Senior year in high school, my school’s psychologist had my entire grade take a quiz that defined our personality type and the percentage of each characteristic we were. Out of everyone in the grade, I was the only person to score as a one hundred percent extrovert. There isn’t an ounce of introvertedness in me. And the more and more that I experience life and take in what it has to offer, I realize that being an extrovert is actually pretty hard.
Much like being an introvert, extrovertedness has its ups and downs. One thing that I never have to worry about is handling large groups of people. In fact, I love this type of situation more than any other. Parties. Clubs. Concerts. I feed off the energy that a large amount of people give me. The more people, the better. However, on the flip side, when I am not around a lot of people, I struggle to maintain my energy. It’s as if each person is a battery, and I’m not getting enough juice to keep the machine, my body, running. I tend to need other people around me, and I don’t like being alone. With all of that said, I still thought that being an extrovert was the best. However, that all changed when I got to college.
People that I thought were friends continuously thought of me as “too much.” It became this universal term among them that “accurately described” me. And slowly, it spread around my friends like verbal herpes until they were all infected. I felt like a social pariah, and my depression became really bad. It got to the point that I felt so alone among these strangers that I called friends that I thought about taking my own life.

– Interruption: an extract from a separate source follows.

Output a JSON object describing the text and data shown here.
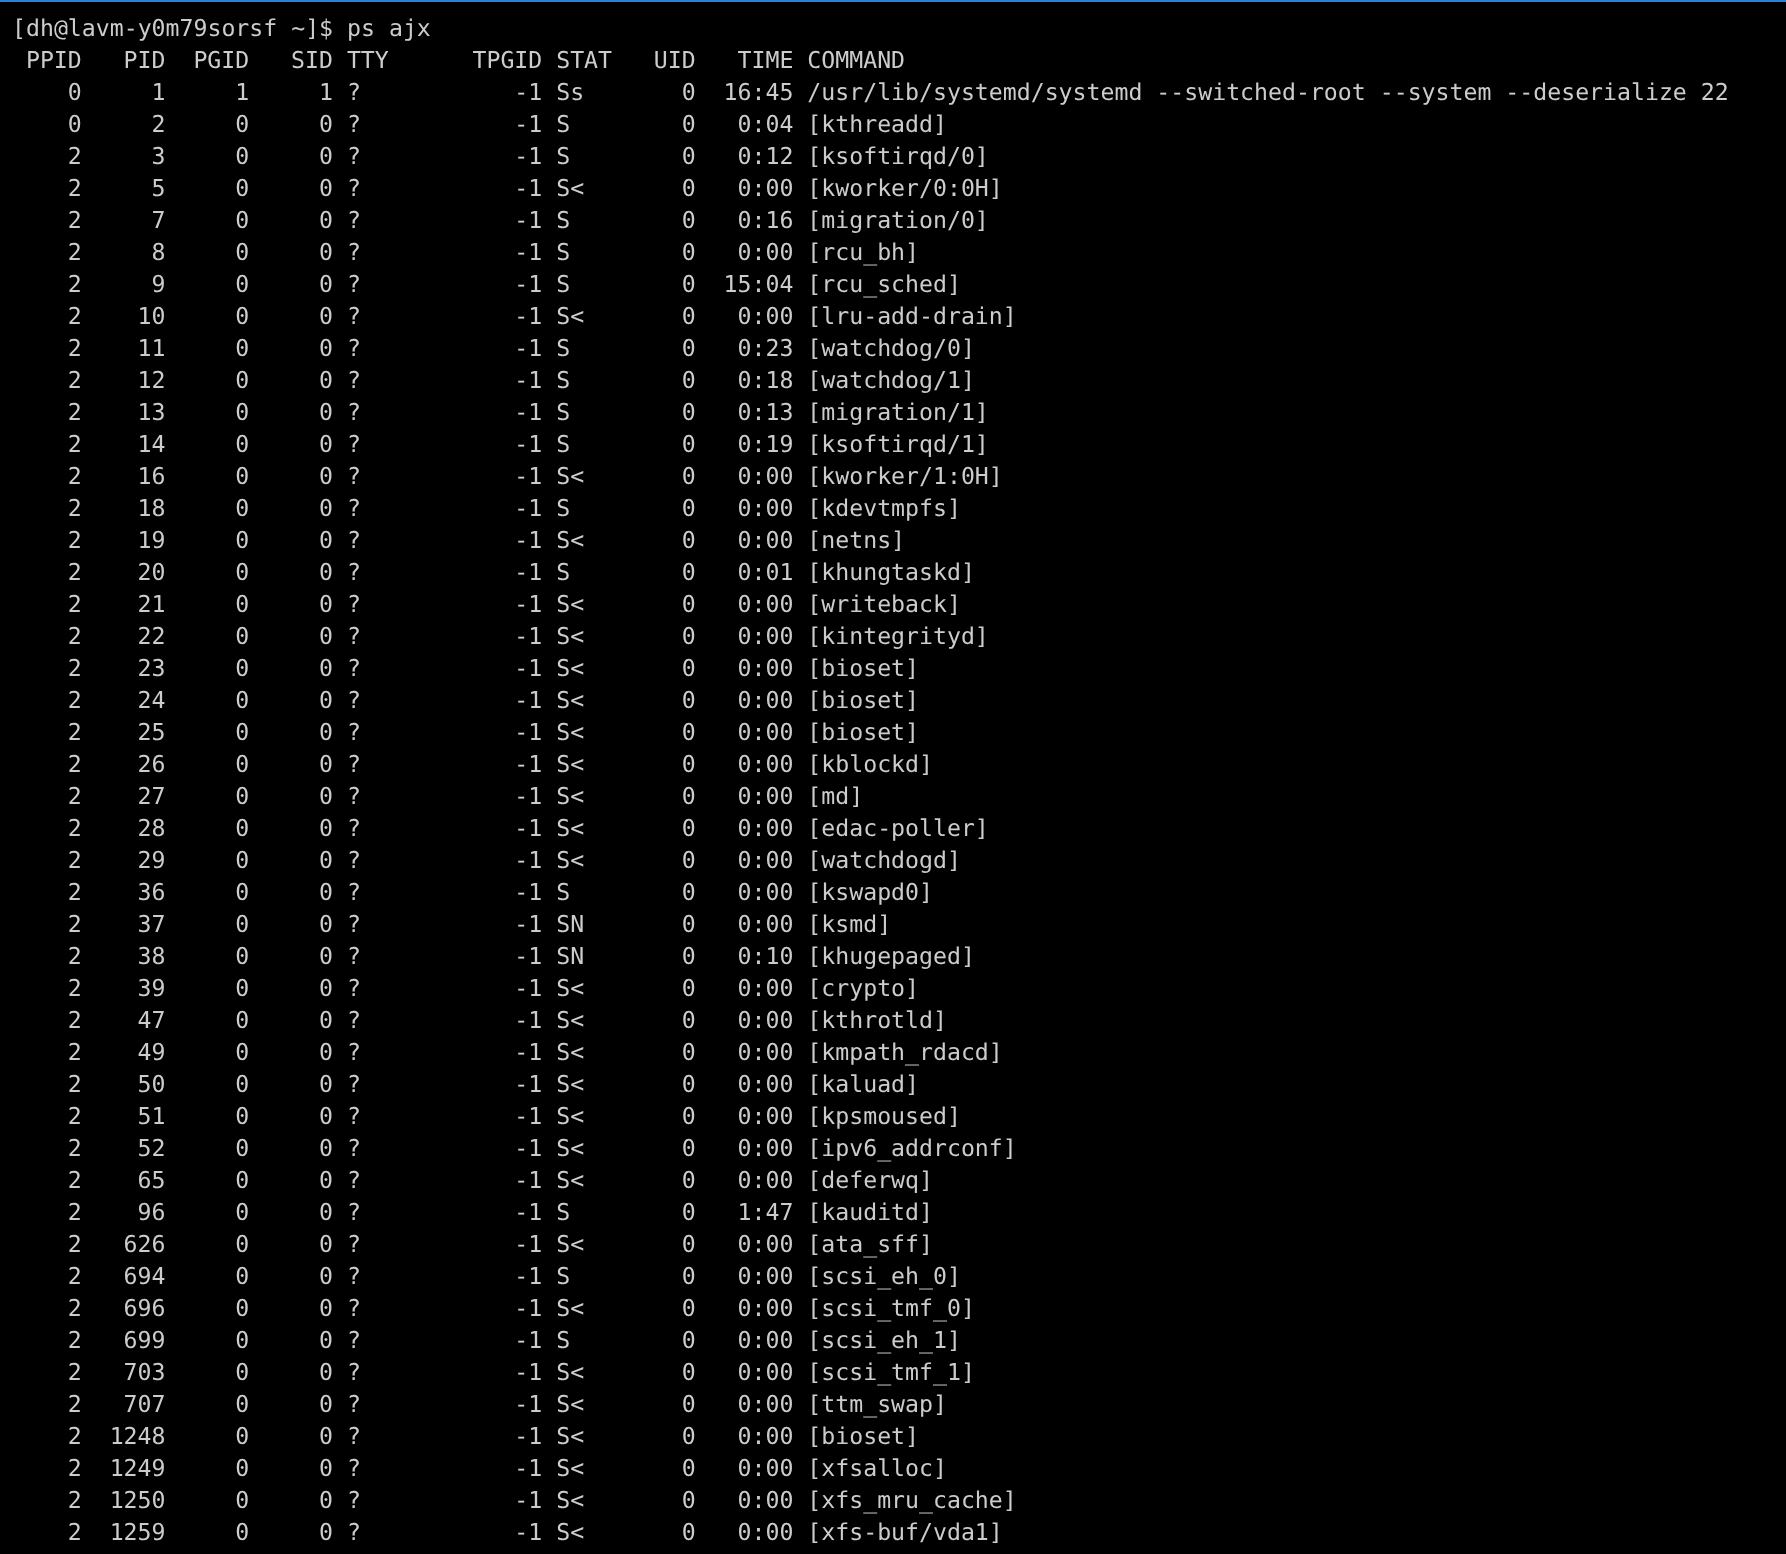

In the end, it took a friend of mine to snap me out of my haze. This person was as much a stranger as anyone else, but something that he told me completely rearranged the way that I thought about myself.
He was a friend of a friend and visited for the weekend. He was a completely unbiased person in the grand scheme of things. And he told me, “Angel. Before I got here, everyone told me that you’re too much. Everyone told me that you’re this and you’re that.” This came as a surprise to me. I didn’t realize that my “friends” talked about me behind my back. I let him continue. “However, the more and more I see the situation, the more I see that you’re not too much. They’re just not enough.”

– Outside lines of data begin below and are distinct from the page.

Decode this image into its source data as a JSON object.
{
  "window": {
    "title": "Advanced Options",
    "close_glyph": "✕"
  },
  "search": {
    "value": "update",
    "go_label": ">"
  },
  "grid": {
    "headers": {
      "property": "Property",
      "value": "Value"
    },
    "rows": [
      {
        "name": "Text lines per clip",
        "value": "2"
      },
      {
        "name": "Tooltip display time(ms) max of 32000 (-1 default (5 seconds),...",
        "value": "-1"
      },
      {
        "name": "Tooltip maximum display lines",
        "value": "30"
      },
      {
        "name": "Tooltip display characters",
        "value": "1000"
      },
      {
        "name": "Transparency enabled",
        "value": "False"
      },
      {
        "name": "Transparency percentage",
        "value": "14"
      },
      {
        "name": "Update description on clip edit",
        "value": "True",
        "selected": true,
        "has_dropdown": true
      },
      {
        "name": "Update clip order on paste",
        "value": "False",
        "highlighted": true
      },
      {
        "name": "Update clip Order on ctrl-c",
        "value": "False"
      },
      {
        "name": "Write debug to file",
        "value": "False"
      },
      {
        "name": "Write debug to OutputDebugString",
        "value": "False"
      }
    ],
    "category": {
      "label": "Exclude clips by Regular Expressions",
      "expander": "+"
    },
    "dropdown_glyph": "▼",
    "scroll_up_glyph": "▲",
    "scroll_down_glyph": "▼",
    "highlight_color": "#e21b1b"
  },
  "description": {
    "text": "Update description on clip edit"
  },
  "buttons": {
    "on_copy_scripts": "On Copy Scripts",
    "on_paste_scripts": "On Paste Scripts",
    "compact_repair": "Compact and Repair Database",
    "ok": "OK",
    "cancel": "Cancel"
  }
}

His words completely touched my heart, and it triggered something that I can’t describe any other way but that he touched my soul. No one had ever said that to me before. And, from that moment forward, I believed his words.
Being “too much” is not real. There can never be too much of “you” in the world and, anyone who says otherwise, doesn’t deserve to be in your life. You are not a picture on Instagram. You do not need a filter to cover your “flaws.”
So, I encourage my extroverted readers to shine as bright as they possibly can and never apologize for it. It is okay to be yourself. It is okay to strive to be the life of the party. Don’t let others keep you from doing the things that you love.
I am merely a person. I’m an extroverted person. I’m an extroverted person named Angel L. Zayas. I don’t necessarily know who you are, but I’m sure that it’s someone special and amazing. You are not “too much.” Sometimes, others are just not enough.